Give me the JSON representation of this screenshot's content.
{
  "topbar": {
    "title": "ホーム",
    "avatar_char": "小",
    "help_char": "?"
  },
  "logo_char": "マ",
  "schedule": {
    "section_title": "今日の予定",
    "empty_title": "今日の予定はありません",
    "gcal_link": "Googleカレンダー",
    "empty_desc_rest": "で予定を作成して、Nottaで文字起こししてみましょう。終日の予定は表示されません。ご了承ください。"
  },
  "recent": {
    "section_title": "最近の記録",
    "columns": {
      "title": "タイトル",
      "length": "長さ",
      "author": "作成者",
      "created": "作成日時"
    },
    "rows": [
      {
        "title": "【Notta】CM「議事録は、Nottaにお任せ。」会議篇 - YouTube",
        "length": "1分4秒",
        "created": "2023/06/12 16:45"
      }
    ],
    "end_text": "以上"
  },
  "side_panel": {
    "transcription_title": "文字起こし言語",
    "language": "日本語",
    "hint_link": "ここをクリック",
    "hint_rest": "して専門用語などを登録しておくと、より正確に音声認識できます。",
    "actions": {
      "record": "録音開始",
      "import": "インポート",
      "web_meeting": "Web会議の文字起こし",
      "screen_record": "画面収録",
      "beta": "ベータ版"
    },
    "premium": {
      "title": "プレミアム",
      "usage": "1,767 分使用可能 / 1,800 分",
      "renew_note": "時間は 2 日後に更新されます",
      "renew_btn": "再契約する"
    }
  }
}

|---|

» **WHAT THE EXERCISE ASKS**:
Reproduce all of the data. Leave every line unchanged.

» **TASK RESULT**:
Give me the JSON representation of this screenshot's content.
{
  "topbar": {
    "title": "ホーム",
    "avatar_char": "小",
    "help_char": "?"
  },
  "logo_char": "マ",
  "schedule": {
    "section_title": "今日の予定",
    "empty_title": "今日の予定はありません",
    "gcal_link": "Googleカレンダー",
    "empty_desc_rest": "で予定を作成して、Nottaで文字起こししてみましょう。終日の予定は表示されません。ご了承ください。"
  },
  "recent": {
    "section_title": "最近の記録",
    "columns": {
      "title": "タイトル",
      "length": "長さ",
      "author": "作成者",
      "created": "作成日時"
    },
    "rows": [
      {
        "title": "【Notta】CM「議事録は、Nottaにお任せ。」会議篇 - YouTube",
        "length": "1分4秒",
        "created": "2023/06/12 16:45"
      }
    ],
    "end_text": "以上"
  },
  "side_panel": {
    "transcription_title": "文字起こし言語",
    "language": "日本語",
    "hint_link": "ここをクリック",
    "hint_rest": "して専門用語などを登録しておくと、より正確に音声認識できます。",
    "actions": {
      "record": "録音開始",
      "import": "インポート",
      "web_meeting": "Web会議の文字起こし",
      "screen_record": "画面収録",
      "beta": "ベータ版"
    },
    "premium": {
      "title": "プレミアム",
      "usage": "1,767 分使用可能 / 1,800 分",
      "renew_note": "時間は 2 日後に更新されます",
      "renew_btn": "再契約する"
    }
  }
}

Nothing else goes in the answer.